[Opening INPUT DATA section]

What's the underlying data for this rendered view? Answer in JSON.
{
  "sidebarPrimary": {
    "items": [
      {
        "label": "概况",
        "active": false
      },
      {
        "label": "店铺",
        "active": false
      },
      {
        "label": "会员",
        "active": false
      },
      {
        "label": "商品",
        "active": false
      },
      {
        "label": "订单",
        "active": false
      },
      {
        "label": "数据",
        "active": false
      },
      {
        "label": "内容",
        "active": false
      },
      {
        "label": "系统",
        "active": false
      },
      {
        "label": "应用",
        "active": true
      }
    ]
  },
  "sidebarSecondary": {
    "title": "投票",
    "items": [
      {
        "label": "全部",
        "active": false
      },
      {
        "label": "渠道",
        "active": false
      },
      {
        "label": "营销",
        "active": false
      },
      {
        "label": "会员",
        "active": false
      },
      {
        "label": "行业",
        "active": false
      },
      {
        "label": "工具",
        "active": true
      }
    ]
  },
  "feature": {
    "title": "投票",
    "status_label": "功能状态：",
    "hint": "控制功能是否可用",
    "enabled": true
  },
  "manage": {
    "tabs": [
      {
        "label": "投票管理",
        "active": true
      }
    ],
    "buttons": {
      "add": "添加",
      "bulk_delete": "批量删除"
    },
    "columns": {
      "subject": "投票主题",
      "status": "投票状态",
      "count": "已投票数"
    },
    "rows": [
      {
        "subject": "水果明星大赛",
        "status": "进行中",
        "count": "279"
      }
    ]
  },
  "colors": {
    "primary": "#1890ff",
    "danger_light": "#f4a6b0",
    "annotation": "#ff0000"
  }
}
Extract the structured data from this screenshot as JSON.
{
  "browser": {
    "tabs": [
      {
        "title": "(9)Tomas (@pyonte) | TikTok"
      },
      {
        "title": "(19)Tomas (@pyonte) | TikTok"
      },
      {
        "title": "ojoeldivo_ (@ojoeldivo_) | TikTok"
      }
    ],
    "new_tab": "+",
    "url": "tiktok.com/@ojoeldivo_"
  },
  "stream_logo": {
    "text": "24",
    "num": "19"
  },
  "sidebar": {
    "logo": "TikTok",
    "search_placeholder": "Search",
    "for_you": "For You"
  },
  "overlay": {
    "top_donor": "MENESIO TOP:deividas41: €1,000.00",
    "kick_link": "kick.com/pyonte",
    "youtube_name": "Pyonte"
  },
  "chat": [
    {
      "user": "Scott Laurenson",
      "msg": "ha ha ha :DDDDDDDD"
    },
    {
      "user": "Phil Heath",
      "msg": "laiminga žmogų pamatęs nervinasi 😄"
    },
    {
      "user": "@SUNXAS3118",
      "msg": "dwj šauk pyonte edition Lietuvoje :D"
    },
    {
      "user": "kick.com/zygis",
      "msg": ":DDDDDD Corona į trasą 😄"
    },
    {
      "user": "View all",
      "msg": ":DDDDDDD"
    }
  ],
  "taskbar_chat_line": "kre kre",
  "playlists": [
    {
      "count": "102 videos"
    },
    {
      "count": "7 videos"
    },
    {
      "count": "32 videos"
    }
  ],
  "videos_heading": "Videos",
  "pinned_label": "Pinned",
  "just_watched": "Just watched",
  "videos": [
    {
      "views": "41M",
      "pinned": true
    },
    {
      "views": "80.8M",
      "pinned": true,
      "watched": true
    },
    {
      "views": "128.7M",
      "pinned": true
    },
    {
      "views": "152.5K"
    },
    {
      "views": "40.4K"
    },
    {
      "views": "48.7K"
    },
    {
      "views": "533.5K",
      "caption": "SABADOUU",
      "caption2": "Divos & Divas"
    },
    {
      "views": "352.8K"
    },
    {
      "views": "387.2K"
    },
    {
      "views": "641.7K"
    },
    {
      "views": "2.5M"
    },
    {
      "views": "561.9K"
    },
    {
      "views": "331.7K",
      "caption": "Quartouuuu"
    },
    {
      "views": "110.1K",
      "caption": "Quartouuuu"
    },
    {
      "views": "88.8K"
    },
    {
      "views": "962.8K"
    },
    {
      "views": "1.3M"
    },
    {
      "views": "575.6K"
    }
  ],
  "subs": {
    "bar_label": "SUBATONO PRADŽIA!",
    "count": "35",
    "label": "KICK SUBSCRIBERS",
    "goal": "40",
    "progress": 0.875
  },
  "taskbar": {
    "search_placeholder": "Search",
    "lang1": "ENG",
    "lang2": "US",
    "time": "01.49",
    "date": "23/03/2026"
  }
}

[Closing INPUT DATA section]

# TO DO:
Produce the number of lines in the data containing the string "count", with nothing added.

# RESPONSE:
6